For McDonald’s (NYSE:MCD) shareholders, 2011 was an incredible year.
And boy, does 2011 feel like a lifetime ago.
The Golden Arches have lost their shine in 2012, with MCD around 10% in the red since January — thanks in part to a 3% drop following Friday’s uninspiring earnings report.
McDonald’s third-quarter profits slipped 2 cents per share to $1.43, about 5 cents less than analysts expected. That came on a slight uptick in revenue, from $7.17 billion to $7.2 billion.
The big red flag waving investors away Friday, though, was same-store sales — a metric McDonald’s has struggled with all year. Global same-store sales rose just 1.9% — the first time in nine years that number dipped below 2% — and are trending negative so far for the fourth quarter.
In some ways, though, McDonald’s doesn’t have anyone to blame but itself.
Sure, there’s that whole global slowdown, complete with austerity measures in Europe, an uncertain recovery in the U.S. and a soft landing at best in China. Plus, a negative currency exchange, which shaved 8 cents off of earnings, isn’t helping things either. We get it: It’s a tough time to be the world’s largest fast-food chain.
But at the same time, one would think that cash-conscious customers would actually flock to the low-price chain as a cheaper eating-out alternative to options from The Cheesecake Factory (NASDAQ:CAKE) to Chipotle (NYSE:CMG). Really, McDonald’s is to restaurants what Wal-Mart (NYSE:WMT) is to retail — and the big-box discounter’s performance is on par with the McDonald’s of last year, thanks to the same penny-pinchers.
So, what gives? One piece of the puzzle, here at home at least, is that McDonald’s hasn’t given customers new reasons to come by. Its competitors, on the other hand, have been busy trying to do just that.
YUM Brands’ (NYSE:YUM) Taco Bell, to start, debuted its Doritos Loco Taco, then followed that with its premium but still pretty cheap Cantina Line. Burger King (NYSE:BKW) also featured a limited-time menu with a summer of bacon sundaes, sweet potato fries and BBQ. More recently, it debuted Cinnabon Minibon rolls and a gingerbread cookie sundae for the holidays. Heck, even Domino’s Pizza (NYSE:DPZ) mixed things up by tossing out a pan pizza.
From McDonald’s, though, all we’ve gotten is talk: talk of more chicken, talk of a limited-time menu, talk of a soon-to-come McRib. Sure, there were two vegetarian restaurants in India and McNoodle-testing in Austria.
But other than that, the only real things the fast-food chain has added were the unappealing box of chicken poppers, menu calorie counts and vague promises about being nicer to the animals it turns into Happy Meals. And even that move hardly sets it apart from Burger King, Dunkin Brands (NASDAQ:DNKN), Wendy’s (NASDAQ:WEN), Subway and even supermarkets like Kroger (NYSE:KR) and Safeway (NYSE:SWY), all of which have made similar vows.
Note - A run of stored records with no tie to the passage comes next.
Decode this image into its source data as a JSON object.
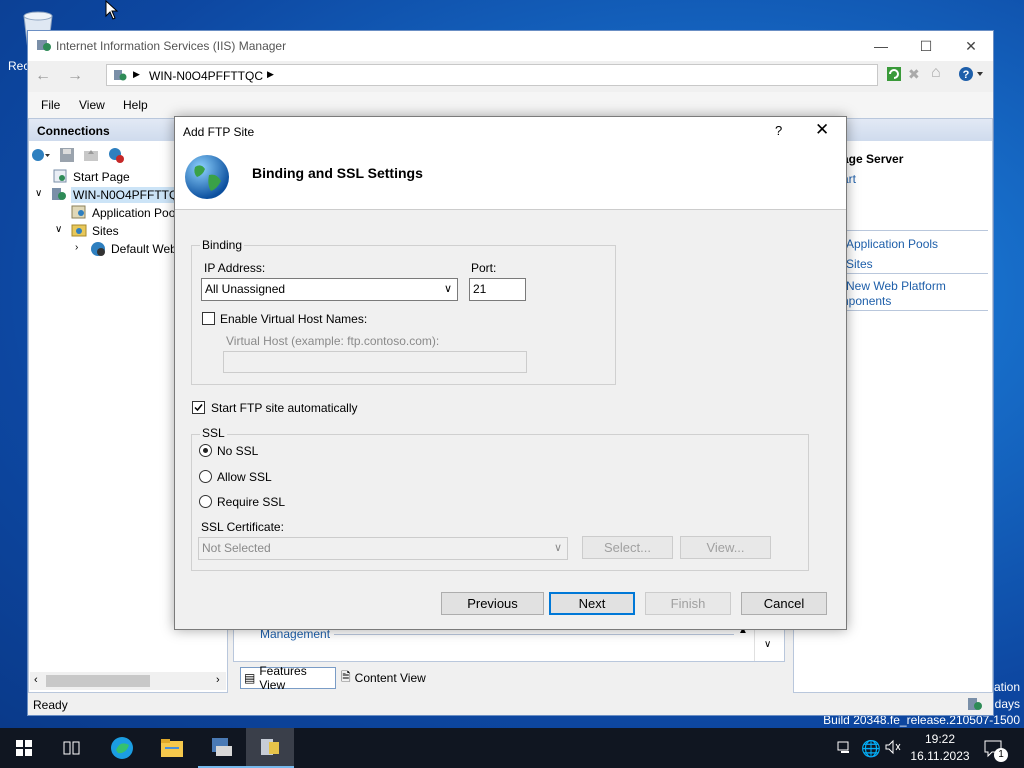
{
  "desktop": {
    "recycle_label": "Rec",
    "activation_line1": "ation",
    "activation_line2": "days",
    "build": "Build 20348.fe_release.210507-1500"
  },
  "iis": {
    "title": "Internet Information Services (IIS) Manager",
    "address": "WIN-N0O4PFFTTQC",
    "menu": [
      "File",
      "View",
      "Help"
    ],
    "connections_header": "Connections",
    "tree": [
      "Start Page",
      "WIN-N0O4PFFTTQC",
      "Application Poo",
      "Sites",
      "Default Web"
    ],
    "actions": {
      "title": "age Server",
      "start": "art",
      "app_pools": "Application Pools",
      "sites": "Sites",
      "web_platform_1": "New Web Platform",
      "web_platform_2": "nponents"
    },
    "management": "Management",
    "features_view": "Features View",
    "content_view": "Content View",
    "status": "Ready"
  },
  "dialog": {
    "title": "Add FTP Site",
    "help": "?",
    "heading": "Binding and SSL Settings",
    "binding_group": "Binding",
    "ip_label": "IP Address:",
    "ip_value": "All Unassigned",
    "port_label": "Port:",
    "port_value": "21",
    "vhost_check": "Enable Virtual Host Names:",
    "vhost_label": "Virtual Host (example: ftp.contoso.com):",
    "vhost_value": "",
    "start_auto": "Start FTP site automatically",
    "ssl_group": "SSL",
    "no_ssl": "No SSL",
    "allow_ssl": "Allow SSL",
    "require_ssl": "Require SSL",
    "cert_label": "SSL Certificate:",
    "cert_value": "Not Selected",
    "select_btn": "Select...",
    "view_btn": "View...",
    "previous": "Previous",
    "next": "Next",
    "finish": "Finish",
    "cancel": "Cancel"
  },
  "taskbar": {
    "time": "19:22",
    "date": "16.11.2023",
    "notif_count": "1"
  }
}
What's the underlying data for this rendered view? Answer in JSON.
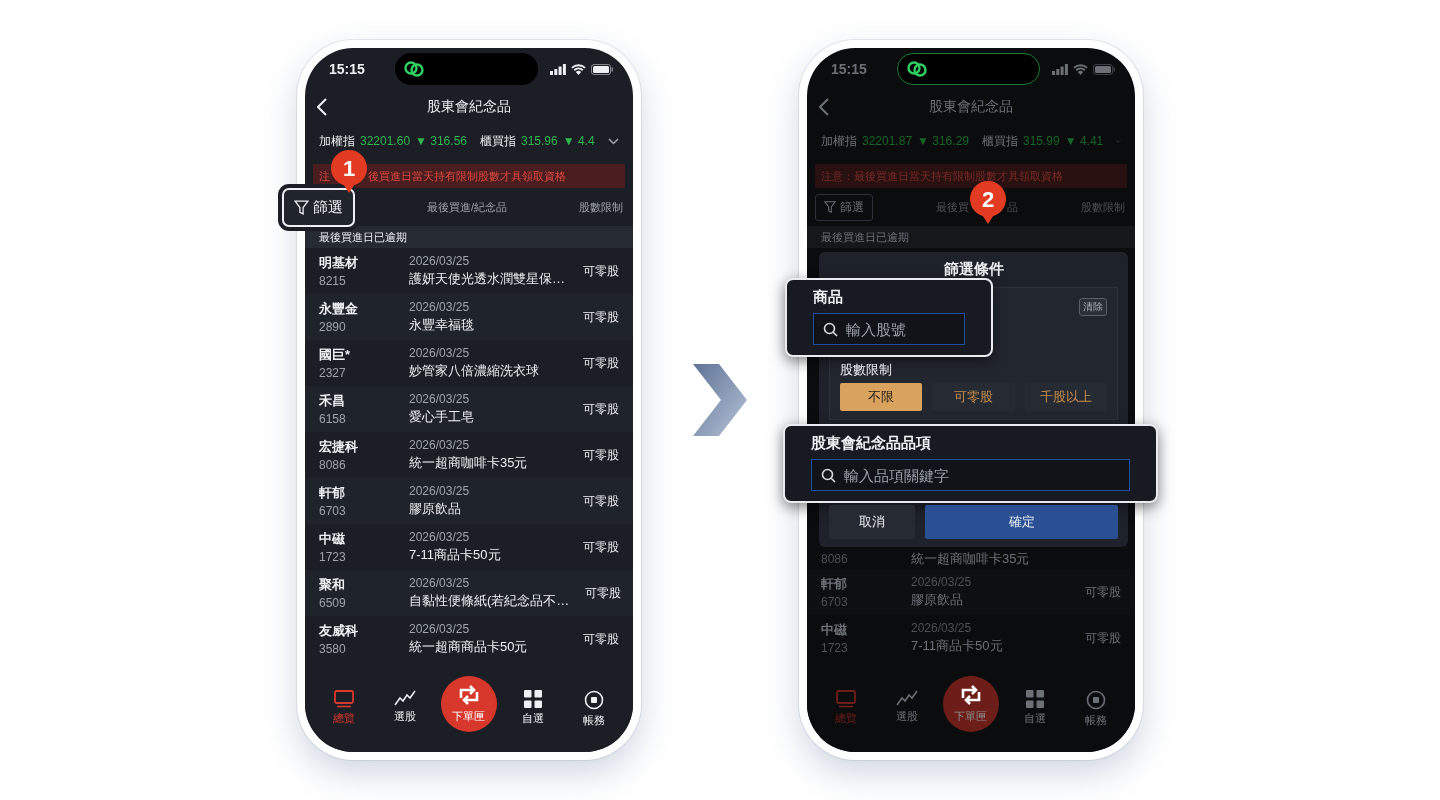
{
  "phones": [
    {
      "dimmed": false,
      "status_bar": {
        "time": "15:15"
      },
      "nav": {
        "title": "股東會紀念品"
      },
      "indices": [
        {
          "name": "加權指",
          "value": "32201.60",
          "change": "▼ 316.56"
        },
        {
          "name": "櫃買指",
          "value": "315.96",
          "change": "▼ 4.4"
        }
      ],
      "notice": {
        "parts": [
          "注",
          "後買進日當天持有限制股數才具領取資格"
        ],
        "step_badge": "1"
      },
      "filter_button": {
        "label": "篩選",
        "highlighted": true
      },
      "columns": [
        {
          "parts": [
            "最後買進/紀念品"
          ]
        },
        {
          "parts": [
            "股數限制"
          ]
        }
      ],
      "section": "最後買進日已逾期",
      "rows": [
        {
          "name": "明基材",
          "code": "8215",
          "date": "2026/03/25",
          "item": "護妍天使光透水潤雙星保…",
          "limit": "可零股"
        },
        {
          "name": "永豐金",
          "code": "2890",
          "date": "2026/03/25",
          "item": "永豐幸福毯",
          "limit": "可零股"
        },
        {
          "name": "國巨*",
          "code": "2327",
          "date": "2026/03/25",
          "item": "妙管家八倍濃縮洗衣球",
          "limit": "可零股"
        },
        {
          "name": "禾昌",
          "code": "6158",
          "date": "2026/03/25",
          "item": "愛心手工皂",
          "limit": "可零股"
        },
        {
          "name": "宏捷科",
          "code": "8086",
          "date": "2026/03/25",
          "item": "統一超商咖啡卡35元",
          "limit": "可零股"
        },
        {
          "name": "軒郁",
          "code": "6703",
          "date": "2026/03/25",
          "item": "膠原飲品",
          "limit": "可零股"
        },
        {
          "name": "中磁",
          "code": "1723",
          "date": "2026/03/25",
          "item": "7-11商品卡50元",
          "limit": "可零股"
        },
        {
          "name": "聚和",
          "code": "6509",
          "date": "2026/03/25",
          "item": "自黏性便條紙(若紀念品不…",
          "limit": "可零股"
        },
        {
          "name": "友威科",
          "code": "3580",
          "date": "2026/03/25",
          "item": "統一超商商品卡50元",
          "limit": "可零股"
        }
      ],
      "tabs": [
        {
          "label": "總覽",
          "kind": "monitor",
          "selected": true
        },
        {
          "label": "選股",
          "kind": "chart",
          "selected": false
        },
        {
          "label": "下單匣",
          "kind": "order",
          "selected": false
        },
        {
          "label": "自選",
          "kind": "grid",
          "selected": false
        },
        {
          "label": "帳務",
          "kind": "record",
          "selected": false
        }
      ]
    },
    {
      "dimmed": true,
      "status_bar": {
        "time": "15:15"
      },
      "nav": {
        "title": "股東會紀念品"
      },
      "indices": [
        {
          "name": "加權指",
          "value": "32201.87",
          "change": "▼ 316.29"
        },
        {
          "name": "櫃買指",
          "value": "315.99",
          "change": "▼ 4.41"
        }
      ],
      "notice": {
        "parts": [
          "注意：最後買進日當天持有限制股數才具領取資格"
        ]
      },
      "filter_button": {
        "label": "篩選",
        "highlighted": false
      },
      "columns": [
        {
          "parts": [
            "最後買",
            "品"
          ],
          "step_badge": "2"
        },
        {
          "parts": [
            "股數限制"
          ]
        }
      ],
      "section": "最後買進日已逾期",
      "filter_dialog": {
        "title": "篩選條件",
        "product_field": {
          "label": "商品",
          "placeholder": "輸入股號",
          "highlighted": true
        },
        "clear_button": "清除",
        "limit_label": "股數限制",
        "limit_options": [
          {
            "label": "不限",
            "selected": true
          },
          {
            "label": "可零股",
            "selected": false
          },
          {
            "label": "千股以上",
            "selected": false
          }
        ],
        "item_field": {
          "label": "股東會紀念品品項",
          "placeholder": "輸入品項關鍵字",
          "highlighted": true
        },
        "buttons": [
          {
            "label": "取消",
            "kind": "secondary"
          },
          {
            "label": "確定",
            "kind": "primary"
          }
        ]
      },
      "rows": [
        {
          "code": "8086",
          "item": "統一超商咖啡卡35元"
        },
        {
          "name": "軒郁",
          "code": "6703",
          "date": "2026/03/25",
          "item": "膠原飲品",
          "limit": "可零股"
        },
        {
          "name": "中磁",
          "code": "1723",
          "date": "2026/03/25",
          "item": "7-11商品卡50元",
          "limit": "可零股"
        }
      ],
      "tabs": [
        {
          "label": "總覽",
          "kind": "monitor",
          "selected": true
        },
        {
          "label": "選股",
          "kind": "chart",
          "selected": false
        },
        {
          "label": "下單匣",
          "kind": "order",
          "selected": false
        },
        {
          "label": "自選",
          "kind": "grid",
          "selected": false
        },
        {
          "label": "帳務",
          "kind": "record",
          "selected": false
        }
      ]
    }
  ]
}
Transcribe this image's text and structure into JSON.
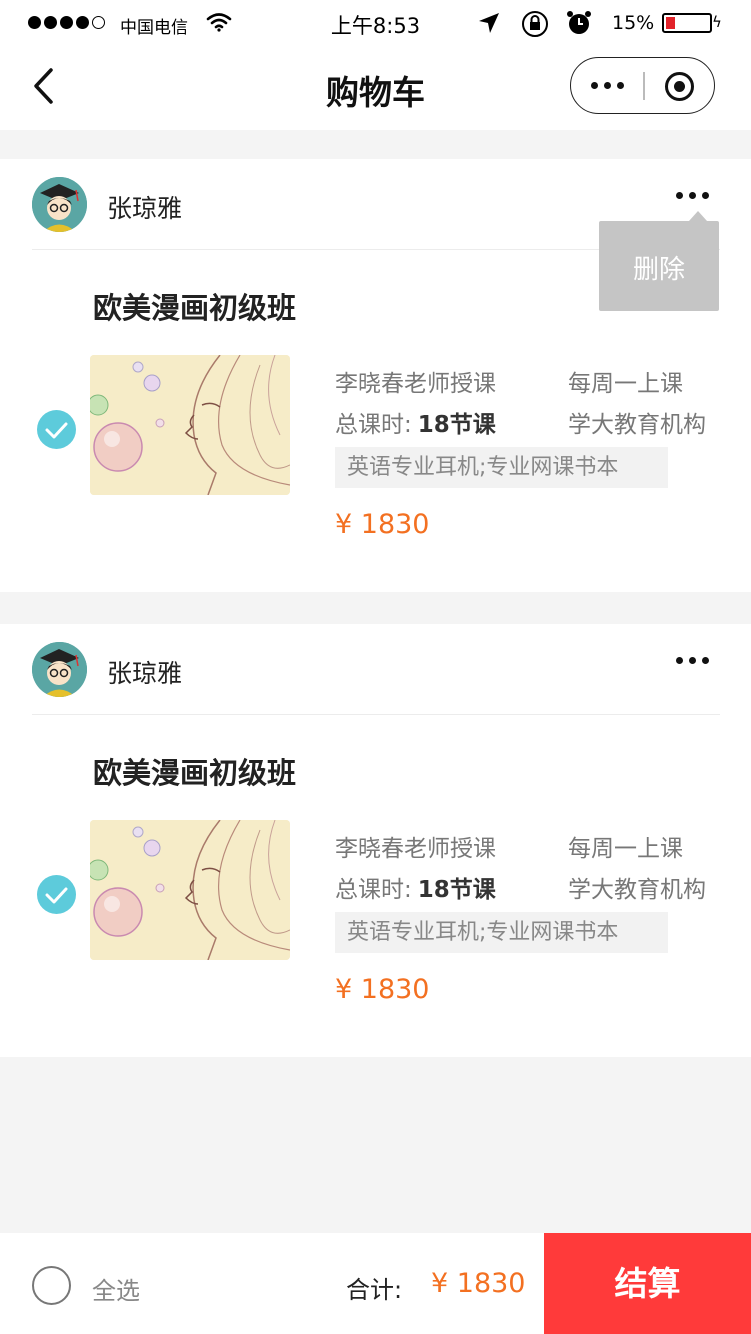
{
  "status_bar": {
    "carrier": "中国电信",
    "time": "上午8:53",
    "battery_percent": "15%",
    "battery_level": 0.15
  },
  "nav": {
    "title": "购物车"
  },
  "cart_items": [
    {
      "seller": "张琼雅",
      "course_title": "欧美漫画初级班",
      "teacher": "李晓春老师授课",
      "schedule": "每周一上课",
      "hours_label": "总课时:",
      "hours_value": "18节课",
      "institution": "学大教育机构",
      "tags": "英语专业耳机;专业网课书本",
      "price": "¥ 1830",
      "checked": true
    },
    {
      "seller": "张琼雅",
      "course_title": "欧美漫画初级班",
      "teacher": "李晓春老师授课",
      "schedule": "每周一上课",
      "hours_label": "总课时:",
      "hours_value": "18节课",
      "institution": "学大教育机构",
      "tags": "英语专业耳机;专业网课书本",
      "price": "¥ 1830",
      "checked": true
    }
  ],
  "popup": {
    "delete_label": "删除"
  },
  "footer": {
    "select_all_label": "全选",
    "total_label": "合计:",
    "total_value": "¥ 1830",
    "checkout_label": "结算"
  },
  "colors": {
    "accent_orange": "#f37021",
    "checkout_red": "#ff3a3a",
    "check_teal": "#5dcbdb"
  }
}
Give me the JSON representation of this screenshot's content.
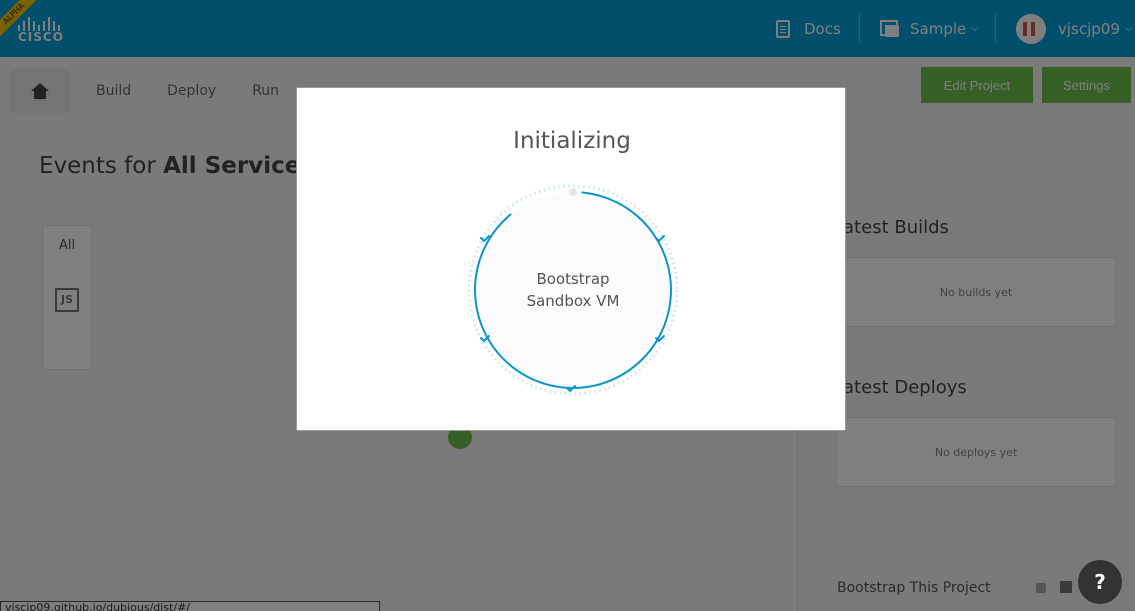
{
  "header": {
    "alpha_badge": "ALPHA",
    "logo_text": "CISCO",
    "docs_label": "Docs",
    "sample_label": "Sample",
    "user_label": "vjscjp09"
  },
  "subnav": {
    "tabs": [
      "Build",
      "Deploy",
      "Run"
    ],
    "edit_project": "Edit Project",
    "settings": "Settings"
  },
  "events": {
    "title_prefix": "Events for ",
    "title_bold": "All Services",
    "filter_all": "All",
    "filter_js": "JS"
  },
  "right": {
    "latest_builds": "Latest Builds",
    "no_builds": "No builds yet",
    "latest_deploys": "Latest Deploys",
    "no_deploys": "No deploys yet",
    "bootstrap_link": "Bootstrap This Project"
  },
  "status_url": "vjscjp09.github.io/dubious/dist/#/",
  "help_label": "?",
  "modal": {
    "title": "Initializing",
    "step_line1": "Bootstrap",
    "step_line2": "Sandbox VM"
  },
  "colors": {
    "brand": "#049fd9",
    "accent_green": "#6cc04a",
    "ring": "#0a95cc"
  }
}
Right now, there’s the annual McDonald’s monopoly promotion, but I don’t know anyone — besides my brother, who has over 100 pieces and no prizes — who actually plays anymore. Seems that the novelty has worn off after all these years.
Last year was quite a different story. The company expanded its line of specialty coffee and smoothie drinks, which were not only loved by consumers but had the added benefits of being between-meal snacks and boasted high margins.
Heck, sales of McDonald’s mango pineapple smoothie were so good last summer that the company actually blamed its drop in July same-store sales on the popular product. If I were McDonald’s, I’d stop pointing fingers at our old smoothie and try debuting another one.
The good news from all this, though, is that McDonald’s struggles have actually put the chain itself on the value menu. The blue chip now trades at 15 times forward earnings — a steal compared to competitors Burger King and Wendy’s, which each trade above 20.
And McDonald’s still boasts a global reach and a strong brand. It’s a consistent top-10 pick on Interbrand’s list of the Best Global Brands — ranking seventh this year — while no other fast-food name even makes the top 50. Plus, it offers a solid dividend yielding 3.42%, nearly double the yields of YUM Brands and Wendy’s.
Throw in the potential upside of a back-on-track economy and some new items to lure in munching customers, and the stock could be ripe for a turnaround — in 2013, that is. For now, Ronald McDonald & Co. seem too busy missing the golden days of 2011 to make any progress in 2012.
As of this writing, Alyssa Oursler did not hold a position in any of the aforementioned securities.